The media has played a role in enforcing this negative perception. Unfortunately, several journalists have pursued sensationalist headlines by positioning communications surveillance as “spying” on staff and instilling a negative reputation on the technology by nicknaming it “SpyTech.” Not only is this misleading as it does not paint a fair representation of why communications surveillance rules exist, but it is also dangerous as it risks firms not investing in technology to support their compliance requirements.
Contrary to this misconception, individuals both within and outside the industry should be applauding the fact that firms are taking charge of their surveillance programs to enhance the monitoring of their communications and better spot market manipulation. This is especially important following the sky-high fines that have been handed out to tier one banks in the US for failures related to the monitoring of employee communications.
Many of us have watched the Wolf of Wall Street and shows like Billions and have seen the impact that illegal trading practices such as insider trading and market manipulation can cause. Therefore, it is important to remember that, to help prevent this kind of activity, communications surveillance is required.
Here are some reminders about communications surveillance within financial services:
Communications surveillance is not optional for financial services firms but a legal requirement under regulatory rules set out by the FCA, ESMA, SEC, FINRA, CFTC, and many more financial regulators.
The rules do not cover all employees within these firms but only those who are regulated under the relevant regulations.
The rules do not exist to “spy” on staff but are designed so that financial firms can identify traders who are on a path of making poor decisions or that have intentionally or unintentionally manipulated the markets.
Failure to capture communications used by regulated employees can lead to severe fines for financial firms, as high as $200M as recently demonstrated by several tier one banks in the US.
Both regulators and employers would agree that surveillance technology should not encroach on personal privacy – the data should not be used beyond the purposes for which it is collected but only to identify compliance breaches and poor practices.
Communications surveillance is not about listening to the conversations of any one person but the ability to analyze volumes of data to detect language that could be linked to nefarious activity.
We need to move away from viewing communications surveillance as “spying” and technology as “SpyTech” and instead recognize that it is a vital aspect of compliance.
After all, the prevention of market abuse and manipulation of the financial markets is in everyone's best interest, especially if we do not want the history of 2008 to repeat itself.
How SteelEye can help
SteelEye’s Communications Record Keeping and Surveillance platform stores and monitors communications data from a wealth of eComms, vComms, and traditional channels in a compliant, immutable vault.
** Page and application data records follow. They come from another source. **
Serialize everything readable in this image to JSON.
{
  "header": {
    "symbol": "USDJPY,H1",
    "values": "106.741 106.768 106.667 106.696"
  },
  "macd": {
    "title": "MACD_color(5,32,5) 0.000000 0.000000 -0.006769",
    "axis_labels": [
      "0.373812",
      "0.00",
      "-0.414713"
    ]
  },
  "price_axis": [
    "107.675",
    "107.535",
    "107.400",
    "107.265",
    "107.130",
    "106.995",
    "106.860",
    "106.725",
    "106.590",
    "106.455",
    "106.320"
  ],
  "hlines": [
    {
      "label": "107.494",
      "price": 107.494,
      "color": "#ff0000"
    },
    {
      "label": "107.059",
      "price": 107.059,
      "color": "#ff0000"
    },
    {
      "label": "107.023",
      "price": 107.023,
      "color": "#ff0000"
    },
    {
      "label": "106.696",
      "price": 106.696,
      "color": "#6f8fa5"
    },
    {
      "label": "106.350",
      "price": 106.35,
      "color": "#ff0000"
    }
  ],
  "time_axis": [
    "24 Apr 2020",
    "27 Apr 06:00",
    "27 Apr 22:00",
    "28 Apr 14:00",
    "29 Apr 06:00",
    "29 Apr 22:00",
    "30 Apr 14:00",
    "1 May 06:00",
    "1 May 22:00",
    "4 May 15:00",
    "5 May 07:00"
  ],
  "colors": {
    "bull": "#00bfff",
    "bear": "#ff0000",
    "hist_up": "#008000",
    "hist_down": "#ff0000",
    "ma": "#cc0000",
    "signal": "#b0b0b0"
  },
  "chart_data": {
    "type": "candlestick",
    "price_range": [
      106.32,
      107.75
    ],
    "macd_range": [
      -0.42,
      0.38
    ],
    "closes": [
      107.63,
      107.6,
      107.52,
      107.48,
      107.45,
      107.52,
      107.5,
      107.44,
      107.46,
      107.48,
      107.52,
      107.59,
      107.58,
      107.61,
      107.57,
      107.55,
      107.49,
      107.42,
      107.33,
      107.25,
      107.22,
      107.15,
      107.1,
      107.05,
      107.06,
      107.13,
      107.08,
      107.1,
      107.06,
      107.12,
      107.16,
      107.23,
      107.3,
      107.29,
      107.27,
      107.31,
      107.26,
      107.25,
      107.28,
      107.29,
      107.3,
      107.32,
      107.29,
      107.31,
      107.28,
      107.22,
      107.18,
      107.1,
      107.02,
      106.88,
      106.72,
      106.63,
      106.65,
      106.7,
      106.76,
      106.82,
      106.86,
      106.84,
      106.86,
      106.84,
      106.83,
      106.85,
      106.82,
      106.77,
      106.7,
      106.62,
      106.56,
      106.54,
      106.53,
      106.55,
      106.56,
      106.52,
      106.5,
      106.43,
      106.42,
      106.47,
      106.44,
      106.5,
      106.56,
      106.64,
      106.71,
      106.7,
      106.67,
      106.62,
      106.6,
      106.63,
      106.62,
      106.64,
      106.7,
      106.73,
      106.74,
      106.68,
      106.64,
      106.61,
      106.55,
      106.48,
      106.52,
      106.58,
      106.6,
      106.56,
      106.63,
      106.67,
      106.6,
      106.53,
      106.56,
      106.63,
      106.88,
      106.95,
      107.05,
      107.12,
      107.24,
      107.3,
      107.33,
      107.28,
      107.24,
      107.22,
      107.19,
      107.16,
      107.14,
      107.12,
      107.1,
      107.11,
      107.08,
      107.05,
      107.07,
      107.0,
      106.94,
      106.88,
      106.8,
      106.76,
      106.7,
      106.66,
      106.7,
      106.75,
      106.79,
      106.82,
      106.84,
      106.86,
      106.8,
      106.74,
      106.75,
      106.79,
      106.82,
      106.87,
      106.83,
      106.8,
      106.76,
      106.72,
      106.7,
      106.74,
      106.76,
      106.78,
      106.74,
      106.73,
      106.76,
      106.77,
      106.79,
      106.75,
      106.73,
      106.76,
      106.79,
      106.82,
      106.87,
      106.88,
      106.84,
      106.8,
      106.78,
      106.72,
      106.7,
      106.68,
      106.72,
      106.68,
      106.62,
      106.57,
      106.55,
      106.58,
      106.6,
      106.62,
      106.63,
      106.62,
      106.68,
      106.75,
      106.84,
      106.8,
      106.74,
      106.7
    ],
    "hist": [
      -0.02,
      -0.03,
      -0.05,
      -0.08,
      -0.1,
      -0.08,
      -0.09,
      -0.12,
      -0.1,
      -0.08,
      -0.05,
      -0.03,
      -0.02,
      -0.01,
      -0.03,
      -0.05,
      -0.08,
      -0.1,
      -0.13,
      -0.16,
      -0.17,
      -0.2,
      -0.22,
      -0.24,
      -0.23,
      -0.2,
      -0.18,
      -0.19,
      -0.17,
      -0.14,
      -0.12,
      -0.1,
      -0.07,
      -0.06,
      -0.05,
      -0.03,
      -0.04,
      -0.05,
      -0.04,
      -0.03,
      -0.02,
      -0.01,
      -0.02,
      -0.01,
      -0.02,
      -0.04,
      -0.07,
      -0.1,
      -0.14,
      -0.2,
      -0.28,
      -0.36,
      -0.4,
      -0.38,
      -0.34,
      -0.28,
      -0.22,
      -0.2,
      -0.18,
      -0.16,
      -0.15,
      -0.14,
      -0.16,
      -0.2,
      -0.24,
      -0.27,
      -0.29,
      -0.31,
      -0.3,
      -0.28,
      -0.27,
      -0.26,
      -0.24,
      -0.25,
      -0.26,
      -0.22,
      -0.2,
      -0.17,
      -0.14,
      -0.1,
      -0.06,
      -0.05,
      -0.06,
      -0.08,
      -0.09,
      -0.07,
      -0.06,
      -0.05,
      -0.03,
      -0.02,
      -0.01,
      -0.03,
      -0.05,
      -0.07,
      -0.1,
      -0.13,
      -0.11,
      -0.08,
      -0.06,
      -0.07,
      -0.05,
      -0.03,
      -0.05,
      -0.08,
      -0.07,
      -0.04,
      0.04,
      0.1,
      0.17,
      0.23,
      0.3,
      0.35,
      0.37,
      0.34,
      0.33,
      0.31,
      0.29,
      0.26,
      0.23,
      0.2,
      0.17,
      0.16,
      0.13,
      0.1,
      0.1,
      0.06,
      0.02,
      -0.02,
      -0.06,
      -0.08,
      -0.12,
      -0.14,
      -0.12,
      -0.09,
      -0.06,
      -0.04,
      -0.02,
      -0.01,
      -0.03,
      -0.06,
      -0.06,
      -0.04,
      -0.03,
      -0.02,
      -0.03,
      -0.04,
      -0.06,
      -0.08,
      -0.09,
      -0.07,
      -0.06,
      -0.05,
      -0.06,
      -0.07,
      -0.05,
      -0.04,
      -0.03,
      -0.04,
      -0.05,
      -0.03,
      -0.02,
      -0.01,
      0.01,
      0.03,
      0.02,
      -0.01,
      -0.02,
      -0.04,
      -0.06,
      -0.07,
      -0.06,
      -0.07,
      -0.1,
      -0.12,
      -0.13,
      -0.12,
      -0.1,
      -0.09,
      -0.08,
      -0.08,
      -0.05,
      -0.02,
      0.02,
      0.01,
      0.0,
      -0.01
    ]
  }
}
The platform empowers companies with advanced surveillance algorithms and intelligent lexicon searches that enable them to identify early warning signs of misconduct and market abuse, all the while ensuring that there are tight permissions and privacy controls in place.
Enhanced risk detection and reduced false positives
All-in-one platform to monitor, manage and control your communications data
Data consolidation of structured and unstructured sources
Voice transcription and translations (54 languages)
Advanced call analytics and AI-driven lexicon
Real-time tracking and audit trail for demonstrable compliance
Fast record retrieval for data requests and auditing purposes
Sophisticated communications oversight technology and machine learning capabilities